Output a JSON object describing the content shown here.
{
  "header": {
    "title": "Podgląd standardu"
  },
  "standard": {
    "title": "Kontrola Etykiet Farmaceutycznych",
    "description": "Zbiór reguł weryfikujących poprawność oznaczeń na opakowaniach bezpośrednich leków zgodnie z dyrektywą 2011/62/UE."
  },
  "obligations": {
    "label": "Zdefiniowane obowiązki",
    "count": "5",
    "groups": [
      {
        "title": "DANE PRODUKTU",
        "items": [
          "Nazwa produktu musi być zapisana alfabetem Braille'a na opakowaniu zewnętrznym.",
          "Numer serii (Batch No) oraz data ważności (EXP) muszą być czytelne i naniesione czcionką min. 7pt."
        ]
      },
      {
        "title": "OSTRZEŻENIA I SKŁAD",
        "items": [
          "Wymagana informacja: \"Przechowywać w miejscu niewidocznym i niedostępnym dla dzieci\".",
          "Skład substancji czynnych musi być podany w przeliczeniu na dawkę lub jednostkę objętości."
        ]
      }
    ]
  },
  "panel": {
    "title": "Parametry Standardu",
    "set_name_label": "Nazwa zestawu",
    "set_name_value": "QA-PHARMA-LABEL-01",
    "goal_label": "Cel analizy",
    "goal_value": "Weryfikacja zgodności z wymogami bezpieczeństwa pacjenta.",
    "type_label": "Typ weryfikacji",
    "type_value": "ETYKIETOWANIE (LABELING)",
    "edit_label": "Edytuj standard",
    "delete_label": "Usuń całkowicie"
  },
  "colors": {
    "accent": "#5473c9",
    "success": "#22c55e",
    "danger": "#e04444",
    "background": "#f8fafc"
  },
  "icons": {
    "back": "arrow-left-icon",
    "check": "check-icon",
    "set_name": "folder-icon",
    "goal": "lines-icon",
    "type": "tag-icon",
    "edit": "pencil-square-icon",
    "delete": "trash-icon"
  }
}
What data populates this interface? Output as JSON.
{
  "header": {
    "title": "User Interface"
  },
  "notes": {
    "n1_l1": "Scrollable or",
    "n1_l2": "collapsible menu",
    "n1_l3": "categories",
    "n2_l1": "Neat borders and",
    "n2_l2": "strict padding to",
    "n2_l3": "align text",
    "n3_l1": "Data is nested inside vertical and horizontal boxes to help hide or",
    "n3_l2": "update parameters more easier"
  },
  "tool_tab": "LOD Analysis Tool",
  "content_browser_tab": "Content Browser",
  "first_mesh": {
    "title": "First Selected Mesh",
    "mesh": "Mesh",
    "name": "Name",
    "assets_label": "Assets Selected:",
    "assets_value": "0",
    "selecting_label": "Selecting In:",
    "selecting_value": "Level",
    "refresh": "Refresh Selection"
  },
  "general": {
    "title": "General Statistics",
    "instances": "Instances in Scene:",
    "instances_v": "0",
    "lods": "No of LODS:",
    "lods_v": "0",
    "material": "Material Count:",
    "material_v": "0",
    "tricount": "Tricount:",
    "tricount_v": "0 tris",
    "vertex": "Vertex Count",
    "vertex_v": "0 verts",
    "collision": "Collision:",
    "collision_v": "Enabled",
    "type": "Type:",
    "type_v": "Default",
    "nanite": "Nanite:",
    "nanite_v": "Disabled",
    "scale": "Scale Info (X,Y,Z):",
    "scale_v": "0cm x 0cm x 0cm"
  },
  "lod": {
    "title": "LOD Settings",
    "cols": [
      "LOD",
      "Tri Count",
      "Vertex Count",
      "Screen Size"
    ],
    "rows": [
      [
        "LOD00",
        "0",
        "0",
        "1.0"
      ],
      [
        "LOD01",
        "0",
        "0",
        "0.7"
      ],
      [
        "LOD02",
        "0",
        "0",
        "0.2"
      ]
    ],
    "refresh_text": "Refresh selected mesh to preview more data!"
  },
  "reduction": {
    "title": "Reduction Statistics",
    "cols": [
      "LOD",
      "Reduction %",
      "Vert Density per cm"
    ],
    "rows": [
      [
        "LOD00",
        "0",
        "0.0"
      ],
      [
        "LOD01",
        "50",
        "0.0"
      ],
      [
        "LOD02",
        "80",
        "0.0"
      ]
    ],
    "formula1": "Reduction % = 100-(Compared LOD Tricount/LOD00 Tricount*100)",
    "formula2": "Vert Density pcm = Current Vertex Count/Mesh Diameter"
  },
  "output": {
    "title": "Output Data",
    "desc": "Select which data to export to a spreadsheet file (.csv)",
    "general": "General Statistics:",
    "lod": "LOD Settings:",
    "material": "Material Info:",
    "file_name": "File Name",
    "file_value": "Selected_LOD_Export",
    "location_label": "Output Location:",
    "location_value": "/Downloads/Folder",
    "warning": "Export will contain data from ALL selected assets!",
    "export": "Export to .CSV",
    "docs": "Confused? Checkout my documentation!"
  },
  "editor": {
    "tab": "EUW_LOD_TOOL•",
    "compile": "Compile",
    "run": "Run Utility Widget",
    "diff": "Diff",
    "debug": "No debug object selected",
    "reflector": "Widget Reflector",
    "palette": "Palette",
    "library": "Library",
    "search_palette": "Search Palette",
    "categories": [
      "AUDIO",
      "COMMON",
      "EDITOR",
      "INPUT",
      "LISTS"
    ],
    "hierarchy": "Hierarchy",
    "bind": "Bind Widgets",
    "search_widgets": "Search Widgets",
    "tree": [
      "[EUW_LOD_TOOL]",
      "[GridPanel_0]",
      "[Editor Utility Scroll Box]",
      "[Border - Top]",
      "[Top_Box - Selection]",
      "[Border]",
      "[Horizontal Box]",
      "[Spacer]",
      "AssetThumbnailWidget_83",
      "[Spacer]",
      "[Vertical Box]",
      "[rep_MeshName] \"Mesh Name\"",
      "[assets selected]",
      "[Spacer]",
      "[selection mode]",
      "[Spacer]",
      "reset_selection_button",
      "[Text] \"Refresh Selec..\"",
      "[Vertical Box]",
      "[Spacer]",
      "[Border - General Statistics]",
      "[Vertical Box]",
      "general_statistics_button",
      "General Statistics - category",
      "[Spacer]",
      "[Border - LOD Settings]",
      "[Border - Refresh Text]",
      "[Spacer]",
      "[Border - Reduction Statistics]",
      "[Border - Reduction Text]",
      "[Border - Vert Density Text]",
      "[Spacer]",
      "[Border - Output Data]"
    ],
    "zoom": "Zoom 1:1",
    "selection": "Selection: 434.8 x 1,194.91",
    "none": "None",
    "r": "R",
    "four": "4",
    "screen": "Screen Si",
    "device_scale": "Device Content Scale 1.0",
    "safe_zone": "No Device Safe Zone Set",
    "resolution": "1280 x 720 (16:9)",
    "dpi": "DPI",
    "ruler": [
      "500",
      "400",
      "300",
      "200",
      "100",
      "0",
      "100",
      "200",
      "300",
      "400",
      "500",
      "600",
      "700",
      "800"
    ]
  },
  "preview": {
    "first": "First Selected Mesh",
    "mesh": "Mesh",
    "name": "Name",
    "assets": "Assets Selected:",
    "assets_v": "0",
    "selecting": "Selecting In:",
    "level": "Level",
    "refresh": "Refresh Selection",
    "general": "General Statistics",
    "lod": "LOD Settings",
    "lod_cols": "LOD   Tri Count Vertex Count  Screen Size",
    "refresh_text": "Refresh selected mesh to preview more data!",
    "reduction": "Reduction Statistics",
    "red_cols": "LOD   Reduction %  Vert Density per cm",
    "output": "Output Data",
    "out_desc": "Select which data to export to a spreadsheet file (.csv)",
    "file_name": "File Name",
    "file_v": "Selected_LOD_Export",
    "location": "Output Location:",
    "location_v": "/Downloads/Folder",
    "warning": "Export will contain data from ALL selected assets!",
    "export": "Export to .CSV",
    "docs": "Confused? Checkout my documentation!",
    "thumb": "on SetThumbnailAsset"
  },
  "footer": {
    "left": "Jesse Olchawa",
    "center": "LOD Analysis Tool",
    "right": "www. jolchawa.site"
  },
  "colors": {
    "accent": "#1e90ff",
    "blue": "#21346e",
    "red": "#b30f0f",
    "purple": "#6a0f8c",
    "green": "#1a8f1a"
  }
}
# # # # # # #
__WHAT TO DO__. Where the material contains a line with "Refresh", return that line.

__TASK ANSWER__.
    "refresh": "Refresh Selection"
    "refresh_text": "Refresh selected mesh to preview more data!"
      "[Text] \"Refresh Selec..\"",
      "[Border - Refresh Text]",
    "refresh": "Refresh Selection",
    "refresh_text": "Refresh selected mesh to preview more data!",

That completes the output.